Symphony Residences of Lincoln Park Stalls Courts, Exploited Resident Waits for Justice

Grace Watanabe is a 98-year-old Japanese American survivor of the World War II Japanese internment camps. Her time spent working for the U.S. Department of Health and Human Services helped her save for her retirement. As she aged, Ms. Watanabe required much more care and moved to Symphony Residences of Lincoln Park. Without any family, she had to make the choice to become increasingly reliant on the Symphony facility and staff, paying them more than $3,600 a month for her care. Shockingly, she was taken for much more. This is the most recent update of an alarming example of a vulnerable nursing home resident being financially exploited by care staff.

  • During Watanabe’s time at Symphony, seven workers wrongfully received more than $700,000 from her.
  • The workers say the money was given to them as gifts.
  • Under the corporate policy, the seven workers at Symphony who took Ms. Watanabe’s money were not supposed to accept gifts from residents — but Symphony’s administration did not actively enforce that rule.
  • In October, Tameeka Wolfe, the nursing home’s business manager, and Christina Wright, its activity director, were arrested and charged with one felony count each of financial exploitation of an elderly person for having allegedly stolen $136,900 and $205,197 respectively from Watanabe.
  • Prosecutors say the women wrote themselves checks from Watanabe’s bank account without her permission.
  • Watanabe, who battles dementia, did not have the cognitive capacity to consent to the checks.
  • Symphony has since fired all of the workers after the fact.
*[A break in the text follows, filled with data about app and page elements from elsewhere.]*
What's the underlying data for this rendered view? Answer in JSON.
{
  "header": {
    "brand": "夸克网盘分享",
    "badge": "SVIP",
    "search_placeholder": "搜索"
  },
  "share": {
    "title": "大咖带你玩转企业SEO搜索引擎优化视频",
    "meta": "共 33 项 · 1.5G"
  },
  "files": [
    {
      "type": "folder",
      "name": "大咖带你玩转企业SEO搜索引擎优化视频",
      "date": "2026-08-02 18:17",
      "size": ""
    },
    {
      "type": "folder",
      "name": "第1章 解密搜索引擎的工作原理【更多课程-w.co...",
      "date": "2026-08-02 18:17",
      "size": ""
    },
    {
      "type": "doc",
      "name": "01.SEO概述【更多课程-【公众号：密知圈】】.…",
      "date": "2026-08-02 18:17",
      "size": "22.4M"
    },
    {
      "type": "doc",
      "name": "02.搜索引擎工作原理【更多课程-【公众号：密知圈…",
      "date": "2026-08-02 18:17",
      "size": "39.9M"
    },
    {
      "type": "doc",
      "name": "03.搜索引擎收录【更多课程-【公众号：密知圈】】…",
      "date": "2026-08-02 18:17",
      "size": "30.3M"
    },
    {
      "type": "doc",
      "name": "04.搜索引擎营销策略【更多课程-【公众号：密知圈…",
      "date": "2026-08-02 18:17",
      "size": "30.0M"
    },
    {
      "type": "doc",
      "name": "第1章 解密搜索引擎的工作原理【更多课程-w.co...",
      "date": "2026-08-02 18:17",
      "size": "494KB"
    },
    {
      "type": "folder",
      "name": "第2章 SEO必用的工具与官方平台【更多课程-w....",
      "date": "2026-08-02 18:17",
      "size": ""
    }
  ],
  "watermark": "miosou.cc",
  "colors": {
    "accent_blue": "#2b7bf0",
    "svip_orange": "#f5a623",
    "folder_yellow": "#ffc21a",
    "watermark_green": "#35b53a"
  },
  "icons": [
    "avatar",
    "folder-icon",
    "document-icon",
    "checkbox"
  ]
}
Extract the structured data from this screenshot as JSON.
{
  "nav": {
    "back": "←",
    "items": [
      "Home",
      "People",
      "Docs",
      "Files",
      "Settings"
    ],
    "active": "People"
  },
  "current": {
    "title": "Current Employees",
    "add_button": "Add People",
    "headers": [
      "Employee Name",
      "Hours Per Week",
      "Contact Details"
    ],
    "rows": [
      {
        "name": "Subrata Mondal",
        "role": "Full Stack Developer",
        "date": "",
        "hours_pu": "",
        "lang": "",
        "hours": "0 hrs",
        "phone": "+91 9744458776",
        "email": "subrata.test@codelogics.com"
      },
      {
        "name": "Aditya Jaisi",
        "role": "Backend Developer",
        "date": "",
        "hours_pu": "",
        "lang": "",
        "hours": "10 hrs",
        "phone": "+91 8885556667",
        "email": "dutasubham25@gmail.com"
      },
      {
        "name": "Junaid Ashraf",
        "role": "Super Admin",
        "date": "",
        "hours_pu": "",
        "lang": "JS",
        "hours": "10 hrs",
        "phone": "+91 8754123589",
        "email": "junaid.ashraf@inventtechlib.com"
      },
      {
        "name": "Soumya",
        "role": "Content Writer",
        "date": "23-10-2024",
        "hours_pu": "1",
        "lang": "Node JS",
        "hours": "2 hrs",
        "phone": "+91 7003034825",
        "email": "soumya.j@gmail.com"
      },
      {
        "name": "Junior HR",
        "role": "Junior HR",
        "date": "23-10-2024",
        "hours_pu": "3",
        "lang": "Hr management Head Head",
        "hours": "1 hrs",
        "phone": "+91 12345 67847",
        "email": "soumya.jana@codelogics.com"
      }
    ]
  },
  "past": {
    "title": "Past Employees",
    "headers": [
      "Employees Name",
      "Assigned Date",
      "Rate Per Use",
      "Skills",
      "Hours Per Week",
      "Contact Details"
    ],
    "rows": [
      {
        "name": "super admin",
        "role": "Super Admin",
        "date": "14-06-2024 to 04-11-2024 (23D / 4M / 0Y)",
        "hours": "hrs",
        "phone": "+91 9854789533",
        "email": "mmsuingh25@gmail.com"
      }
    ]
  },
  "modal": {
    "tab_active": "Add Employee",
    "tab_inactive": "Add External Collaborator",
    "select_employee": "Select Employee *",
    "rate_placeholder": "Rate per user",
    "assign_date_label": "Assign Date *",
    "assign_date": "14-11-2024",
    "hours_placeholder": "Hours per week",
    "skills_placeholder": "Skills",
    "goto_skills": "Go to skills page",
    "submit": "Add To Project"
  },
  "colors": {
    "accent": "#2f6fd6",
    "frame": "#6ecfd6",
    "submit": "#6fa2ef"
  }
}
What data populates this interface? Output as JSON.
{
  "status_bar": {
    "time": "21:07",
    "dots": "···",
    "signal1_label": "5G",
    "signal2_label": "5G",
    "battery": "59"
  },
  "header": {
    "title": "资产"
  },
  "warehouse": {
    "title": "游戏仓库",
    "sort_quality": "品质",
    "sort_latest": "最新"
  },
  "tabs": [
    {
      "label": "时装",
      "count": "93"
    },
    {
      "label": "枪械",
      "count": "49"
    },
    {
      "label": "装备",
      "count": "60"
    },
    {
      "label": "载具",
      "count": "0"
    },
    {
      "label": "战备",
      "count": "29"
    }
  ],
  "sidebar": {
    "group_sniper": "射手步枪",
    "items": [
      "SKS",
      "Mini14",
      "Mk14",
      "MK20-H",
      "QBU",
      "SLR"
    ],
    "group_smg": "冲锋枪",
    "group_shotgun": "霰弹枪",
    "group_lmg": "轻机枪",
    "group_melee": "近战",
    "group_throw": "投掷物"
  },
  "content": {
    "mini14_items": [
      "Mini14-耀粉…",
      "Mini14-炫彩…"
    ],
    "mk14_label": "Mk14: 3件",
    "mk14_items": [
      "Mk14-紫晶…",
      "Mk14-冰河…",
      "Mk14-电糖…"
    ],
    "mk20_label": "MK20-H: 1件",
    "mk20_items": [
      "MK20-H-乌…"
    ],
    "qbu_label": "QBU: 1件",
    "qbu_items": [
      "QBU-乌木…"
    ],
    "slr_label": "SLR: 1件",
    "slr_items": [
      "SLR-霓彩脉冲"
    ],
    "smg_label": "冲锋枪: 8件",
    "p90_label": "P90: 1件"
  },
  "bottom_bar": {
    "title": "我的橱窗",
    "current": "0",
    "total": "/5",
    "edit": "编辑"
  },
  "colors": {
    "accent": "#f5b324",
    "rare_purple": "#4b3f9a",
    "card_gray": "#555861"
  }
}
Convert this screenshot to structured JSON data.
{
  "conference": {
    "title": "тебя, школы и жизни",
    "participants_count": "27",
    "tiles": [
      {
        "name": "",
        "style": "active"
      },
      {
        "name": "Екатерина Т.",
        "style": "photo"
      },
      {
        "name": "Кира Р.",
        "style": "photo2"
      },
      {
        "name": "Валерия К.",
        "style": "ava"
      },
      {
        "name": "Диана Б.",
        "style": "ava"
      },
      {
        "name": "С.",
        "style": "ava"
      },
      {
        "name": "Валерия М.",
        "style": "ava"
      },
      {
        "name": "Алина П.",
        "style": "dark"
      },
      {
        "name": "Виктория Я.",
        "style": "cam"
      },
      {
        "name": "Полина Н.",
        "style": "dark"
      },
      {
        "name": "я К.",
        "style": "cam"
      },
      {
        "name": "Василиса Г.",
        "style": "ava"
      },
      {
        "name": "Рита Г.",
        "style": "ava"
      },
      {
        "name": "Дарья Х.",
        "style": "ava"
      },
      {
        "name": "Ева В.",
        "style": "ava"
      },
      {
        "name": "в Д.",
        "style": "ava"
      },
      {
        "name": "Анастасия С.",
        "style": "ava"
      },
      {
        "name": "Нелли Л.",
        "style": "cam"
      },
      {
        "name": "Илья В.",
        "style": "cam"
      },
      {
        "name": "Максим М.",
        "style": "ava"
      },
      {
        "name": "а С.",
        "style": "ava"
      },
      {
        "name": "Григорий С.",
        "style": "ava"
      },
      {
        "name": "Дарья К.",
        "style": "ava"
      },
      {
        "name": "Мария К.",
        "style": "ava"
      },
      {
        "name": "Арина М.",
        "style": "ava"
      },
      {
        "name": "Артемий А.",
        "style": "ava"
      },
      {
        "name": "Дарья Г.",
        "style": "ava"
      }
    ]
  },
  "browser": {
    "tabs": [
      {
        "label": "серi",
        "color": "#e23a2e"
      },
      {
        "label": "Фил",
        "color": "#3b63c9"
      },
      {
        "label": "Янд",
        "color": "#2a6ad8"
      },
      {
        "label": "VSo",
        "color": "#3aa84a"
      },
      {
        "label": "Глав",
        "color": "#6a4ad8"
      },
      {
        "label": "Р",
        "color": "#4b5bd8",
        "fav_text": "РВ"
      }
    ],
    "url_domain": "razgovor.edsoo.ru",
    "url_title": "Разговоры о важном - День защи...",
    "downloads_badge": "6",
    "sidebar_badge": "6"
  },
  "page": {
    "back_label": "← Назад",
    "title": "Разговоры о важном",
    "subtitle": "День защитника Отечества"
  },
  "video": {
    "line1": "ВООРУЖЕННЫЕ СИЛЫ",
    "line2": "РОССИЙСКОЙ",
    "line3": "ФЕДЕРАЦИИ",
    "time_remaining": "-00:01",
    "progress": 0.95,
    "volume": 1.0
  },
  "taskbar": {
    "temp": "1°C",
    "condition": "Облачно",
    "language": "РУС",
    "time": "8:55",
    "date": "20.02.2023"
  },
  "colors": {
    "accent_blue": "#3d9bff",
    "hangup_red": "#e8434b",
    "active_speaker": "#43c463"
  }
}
Charles P. Golbert is Grace Watanabe’s court-appointed guardian. His office manages about $100 million in assets belonging to people under guardianship. Over the past ten years, they have recovered more than $50 million stolen from individuals like Watanabe. The elderly lose as much as $36 billion every year through scams and financial exploitation.  Levin & Perconti attorneys Steven Levin and Mike Bonamarte have been aiding and supporting Golbert’s efforts to protect Ms. Watanabe since the beginning.

“We stepped in when this situation was discovered and removed her from Symphony, moving her into another facility with our oversight and took immediate steps to protect her remaining savings,” Golbert recently told the Chicago Sun-Times. “Full justice for Watanabe requires both that the perpetrators be brought to justice criminally and that we recover her money, which we’re seeking through a civil lawsuit we filed against Symphony, its parent corporations, and employees.”

As of today, Symphony continues to stall and delay taking any responsibility for their employees’ wrongdoing. In a hearing on Sept. 20, Judge Aicha MacCarthy found Symphony in contempt of court and ordered them fined every day until they complied with the order to produce four individuals for deposition.

“Justice Delayed Is Justice Denied”

While we continue to work with the Cook County Public Guardian’s office and seek justice for Ms. Watanabe and others like her, we see the limitations and slow process of using the criminal and civil court systems to deal with these cases. But we also have experience in these cases and remain determined to support the financially misguided or exploited. Our consultations are always free, confidential, and handled by one of our skilled and experienced attorneys. Call us toll-free at 1-877-374-1417 or 312-332-2872.

Also read: 10 Ways Banks Can Help Prevent Elder Financial Exploitation